Five tips to make you faster on the road

Words on the street

Five tips to make you faster on the road

MAKING progress on the road is one of the things that makes bikes so amazing. And many of the things that make you go quicker also, strangely, end up making you safer too. Here's five ways to improve the efficiency of your road rides…

1. Road position

Make yourself massively visible on the road – and you'll often reap the benefits of a better view as well. One example – if you're approaching contraflow roadworks, your lane is one big long queue, and there's nothing coming the other way, then go right onto the 'wrong' side of the road. The further out you are, the farther you can see ahead, and you'll also become more visible to everyone else. Sticking close into the queuing traffic might 'feel' safer, but you're more likely to be U-turned on by an impatient car driver.

The same applies when overtaking a line of queuing cars with an empty opposing lane in town. The further out you are, the farther ahead you’ll be able to see, and the more time you’ll have to react if a pedestrian emerges from the gap in front of a queuing van.

Every riding instructor tells you to look ahead – but it can't be overstated. You should know what's coming up as far ahead as it's physically possible to see. If you're stuck behind a lorry, move to the kerb to see through the inside of coming bends. Pull back a bit from traffic to get a wider view.  Search your forward aspect for more clues – is the road visible on the other side of those trees? Can you see what's coming into the roundabout from the road on the right up ahead? The more inputs you have into your riding plan, the more accurate it will be.

This is simple stuff – filter through traffic when you can, and overtake effectively. Bikes accelerate like hell, so if you're going to overtake, make it count. Select the right gear, get the engine in its peak torque rev range and once it's safe to go, give it full gas.

Don’t pull up right behind the vehicle in front before pulling out. This limits your visibility in the crucial moments before beginning the manoeuvre. Hang back and you’ll be able to see much further ahead.

Things like analysing vanishing points are the foundation for all this clever stuff, so don’t think they're just for novices. Watch the vanishing point in a bend to see if it's tightening up or opening out, and use that to tailor your speed.

The vanishing point is the point in your view of the road ahead at which the kerbs meet and the rule is simple: if it’s getting farther away you can go faster; if it isn’t, you can’t.

You’re getting faster.
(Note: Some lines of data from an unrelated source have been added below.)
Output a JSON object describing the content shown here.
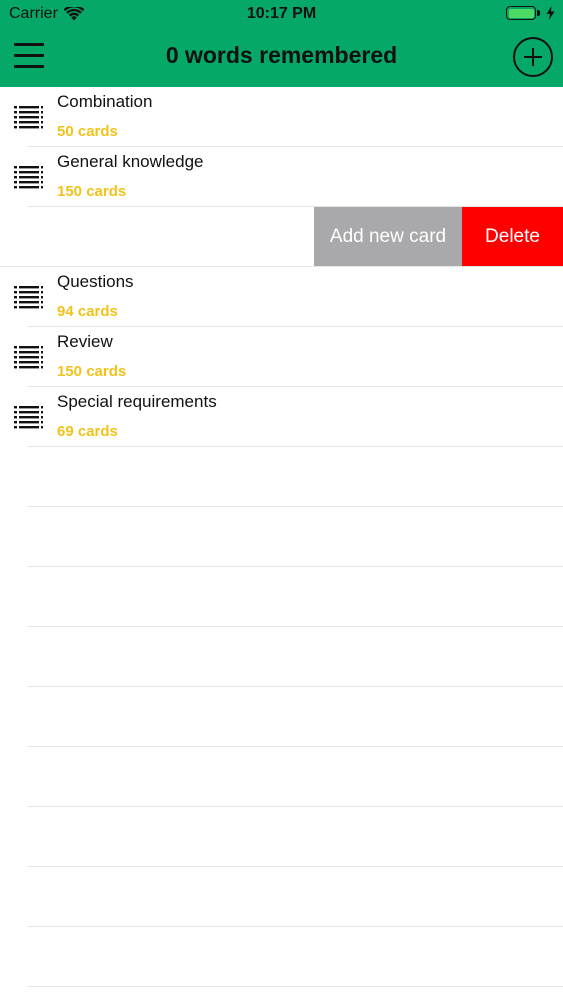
{
  "status_bar": {
    "carrier": "Carrier",
    "time": "10:17 PM",
    "battery_color": "#4cd964"
  },
  "header": {
    "title": "0 words remembered",
    "background_color": "#05a867",
    "menu_icon": "hamburger-menu-icon",
    "add_icon": "plus-circle-icon"
  },
  "decks": [
    {
      "name": "Combination",
      "count": "50 cards"
    },
    {
      "name": "General knowledge",
      "count": "150 cards"
    },
    {
      "name": "Questions",
      "count": "94 cards"
    },
    {
      "name": "Review",
      "count": "150 cards"
    },
    {
      "name": "Special requirements",
      "count": "69 cards"
    }
  ],
  "swipe_actions": {
    "add_label": "Add new card",
    "delete_label": "Delete",
    "add_color": "#a9a8aa",
    "delete_color": "#fe0000"
  },
  "colors": {
    "count_text": "#f2c21b"
  },
  "deck_icon": "list-icon"
}
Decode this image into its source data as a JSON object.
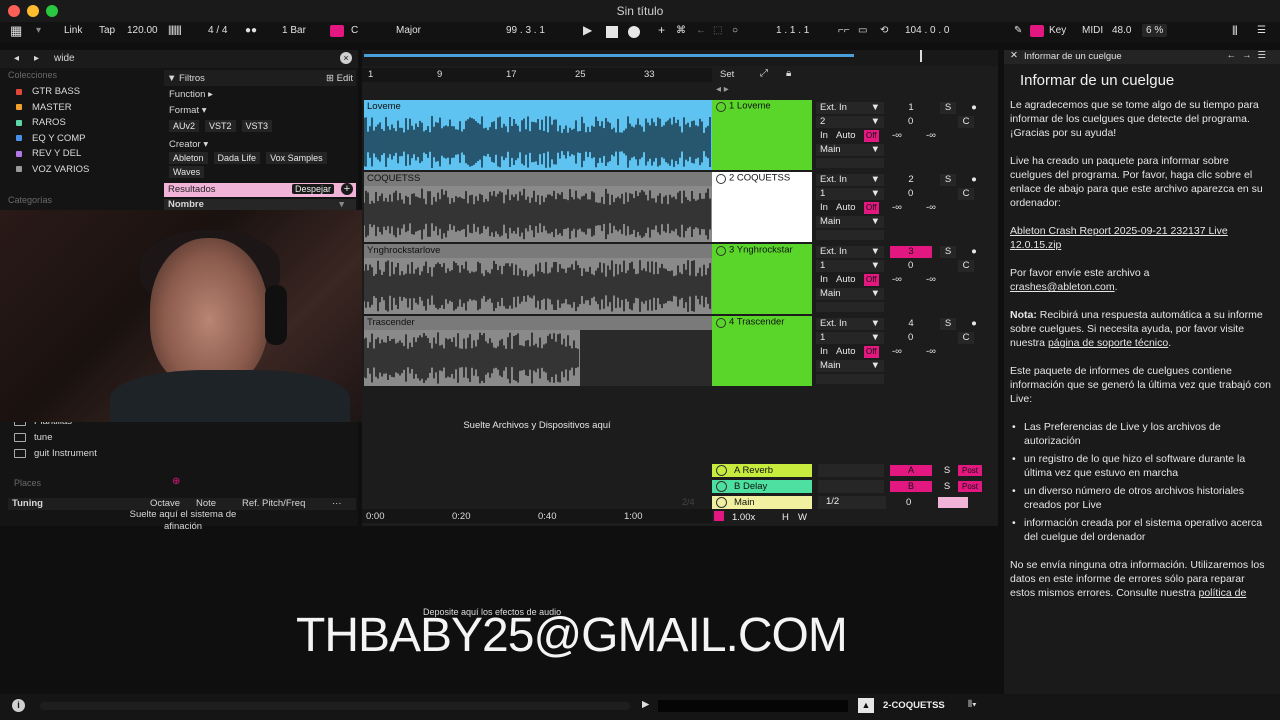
{
  "window": {
    "title": "Sin título"
  },
  "transport": {
    "link": "Link",
    "tap": "Tap",
    "tempo": "120.00",
    "signature": "4 / 4",
    "quantize": "1 Bar",
    "key": "C",
    "scale": "Major",
    "position": "99 .  3 .  1",
    "loop_start": "1 .  1 .  1",
    "loop_length": "104 .  0 .  0",
    "key_label": "Key",
    "midi_label": "MIDI",
    "midi_value": "48.0",
    "cpu": "6 %"
  },
  "browser": {
    "search_value": "wide",
    "collections_title": "Colecciones",
    "collections": [
      {
        "label": "GTR BASS",
        "color": "#e0463a"
      },
      {
        "label": "MASTER",
        "color": "#f2a12b"
      },
      {
        "label": "RAROS",
        "color": "#5fd6a7"
      },
      {
        "label": "EQ Y COMP",
        "color": "#4a8fe8"
      },
      {
        "label": "REV Y DEL",
        "color": "#b377e8"
      },
      {
        "label": "VOZ VARIOS",
        "color": "#9a9a9a"
      }
    ],
    "categories_title": "Categorías",
    "filters_label": "Filtros",
    "edit_label": "Edit",
    "function_label": "Function ▸",
    "format_label": "Format ▾",
    "formats": [
      "AUv2",
      "VST2",
      "VST3"
    ],
    "creator_label": "Creator ▾",
    "creators": [
      "Ableton",
      "Dada Life",
      "Vox Samples",
      "Waves"
    ],
    "results_label": "Resultados",
    "clear_label": "Despejar",
    "name_column": "Nombre",
    "places_items": [
      "Plantillas",
      "tune",
      "guit Instrument"
    ],
    "places_title": "Places",
    "tuning": {
      "title": "Tuning",
      "octave": "Octave",
      "note": "Note",
      "ref": "Ref. Pitch/Freq",
      "drop_hint": "Suelte aquí el sistema de afinación"
    }
  },
  "arrangement": {
    "ruler": [
      "1",
      "9",
      "17",
      "25",
      "33"
    ],
    "set_label": "Set",
    "tracks": [
      {
        "clip": "Loveme",
        "name": "1 Loveme",
        "input": "Ext. In",
        "channel": "2",
        "num": "1",
        "vol": "0",
        "pan": "C",
        "auto": "Auto",
        "off": "Off",
        "inf1": "-∞",
        "inf2": "-∞",
        "out": "Main"
      },
      {
        "clip": "COQUETSS",
        "name": "2 COQUETSS",
        "input": "Ext. In",
        "channel": "1",
        "num": "2",
        "vol": "0",
        "pan": "C",
        "auto": "Auto",
        "off": "Off",
        "inf1": "-∞",
        "inf2": "-∞",
        "out": "Main"
      },
      {
        "clip": "Ynghrockstarlove",
        "name": "3 Ynghrockstar",
        "input": "Ext. In",
        "channel": "1",
        "num": "3",
        "vol": "0",
        "pan": "C",
        "auto": "Auto",
        "off": "Off",
        "inf1": "-∞",
        "inf2": "-∞",
        "out": "Main"
      },
      {
        "clip": "Trascender",
        "name": "4 Trascender",
        "input": "Ext. In",
        "channel": "1",
        "num": "4",
        "vol": "0",
        "pan": "C",
        "auto": "Auto",
        "off": "Off",
        "inf1": "-∞",
        "inf2": "-∞",
        "out": "Main"
      }
    ],
    "in_label": "In",
    "solo": "S",
    "drop_hint": "Suelte Archivos y Dispositivos aquí",
    "returns": [
      {
        "name": "A Reverb",
        "letter": "A",
        "post": "Post",
        "color": "#c7ec3e"
      },
      {
        "name": "B Delay",
        "letter": "B",
        "post": "Post",
        "color": "#4de0a0"
      }
    ],
    "main": {
      "name": "Main",
      "fraction": "1/2",
      "vol": "0",
      "page": "2/4"
    },
    "zoom": "1.00x",
    "h_label": "H",
    "w_label": "W",
    "timeline": [
      "0:00",
      "0:20",
      "0:40",
      "1:00"
    ]
  },
  "info": {
    "header": "Informar de un cuelgue",
    "title": "Informar de un cuelgue",
    "p1": "Le agradecemos que se tome algo de su tiempo para informar de los cuelgues que detecte del programa. ¡Gracias por su ayuda!",
    "p2": "Live ha creado un paquete para informar sobre cuelgues del programa. Por favor, haga clic sobre el enlace de abajo para que este archivo aparezca en su ordenador:",
    "link": "Ableton Crash Report 2025-09-21 232137 Live 12.0.15.zip",
    "p3_prefix": "Por favor envíe este archivo a",
    "email_link": "crashes@ableton.com",
    "note_label": "Nota:",
    "note_text": " Recibirá una respuesta automática a su informe sobre cuelgues. Si necesita ayuda, por favor visite nuestra ",
    "support_link": "página de soporte técnico",
    "p5": "Este paquete de informes de cuelgues contiene información que se generó la última vez que trabajó con Live:",
    "bullets": [
      "Las Preferencias de Live y los archivos de autorización",
      "un registro de lo que hizo el software durante la última vez que estuvo en marcha",
      "un diverso número de otros archivos historiales creados por Live",
      "información creada por el sistema operativo acerca del cuelgue del ordenador"
    ],
    "p6_prefix": "No se envía ninguna otra información. Utilizaremos los datos en este informe de errores sólo para reparar estos mismos errores. Consulte nuestra ",
    "p6_link": "política de"
  },
  "devices": {
    "drop_hint": "Deposite aquí los efectos de audio"
  },
  "overlay": {
    "email": "THBABY25@GMAIL.COM"
  },
  "status": {
    "selected_track": "2-COQUETSS"
  },
  "colors": {
    "accent": "#e2177f",
    "track_green": "#5ad62a",
    "clip_blue": "#5ec3f0"
  }
}
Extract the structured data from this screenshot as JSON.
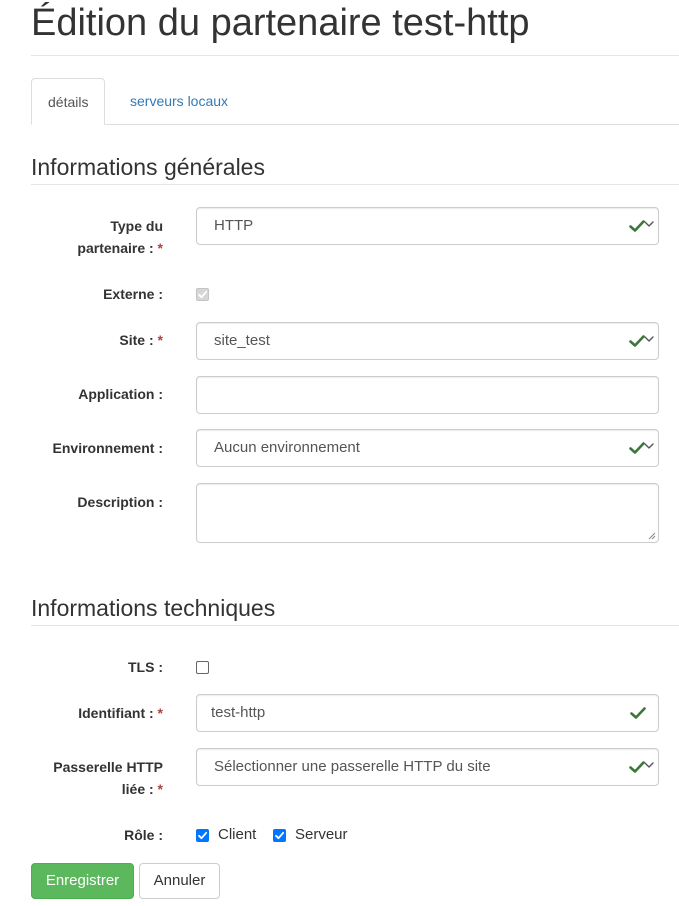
{
  "page": {
    "title": "Édition du partenaire test-http"
  },
  "tabs": [
    {
      "label": "détails",
      "active": true
    },
    {
      "label": "serveurs locaux",
      "active": false
    }
  ],
  "sections": {
    "general": "Informations générales",
    "technical": "Informations techniques"
  },
  "required_marker": "*",
  "form": {
    "type": {
      "label": "Type du",
      "label2": "partenaire :",
      "value": "HTTP"
    },
    "externe": {
      "label": "Externe :",
      "checked": true,
      "disabled": true
    },
    "site": {
      "label": "Site :",
      "value": "site_test"
    },
    "application": {
      "label": "Application :",
      "value": ""
    },
    "environnement": {
      "label": "Environnement :",
      "value": "Aucun environnement"
    },
    "description": {
      "label": "Description :",
      "value": ""
    },
    "tls": {
      "label": "TLS :",
      "checked": false
    },
    "identifiant": {
      "label": "Identifiant :",
      "value": "test-http"
    },
    "passerelle": {
      "label": "Passerelle HTTP",
      "label2": "liée :",
      "value": "Sélectionner une passerelle HTTP du site"
    },
    "role": {
      "label": "Rôle :",
      "client_label": "Client",
      "client_checked": true,
      "serveur_label": "Serveur",
      "serveur_checked": true
    }
  },
  "buttons": {
    "save": "Enregistrer",
    "cancel": "Annuler"
  },
  "colors": {
    "link": "#337ab7",
    "success": "#3c763d",
    "required": "#a94442",
    "primary_button": "#5cb85c",
    "checkbox_on": "#0075ff"
  },
  "icons": {
    "valid": "check-icon",
    "select": "chevron-down-icon"
  }
}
Yep, this is easy. Look at me, I’m- Oh shit!

Beware of getting too confident too quickly. Because you have not yet found the limits of traction and physics does not mean they cannot find you, so try to get a feel for your bike’s performance envelope before tearing it open.

Remind yourself from time to time how hard you can brake before a wheel locks or the ABS kicks in. Get used to how far your bike leans before anything decks out. Knowing the performance envelope of your bike intimately allows you to keep a margin of error in reserve, giving you more and better options when something unexpected pops up.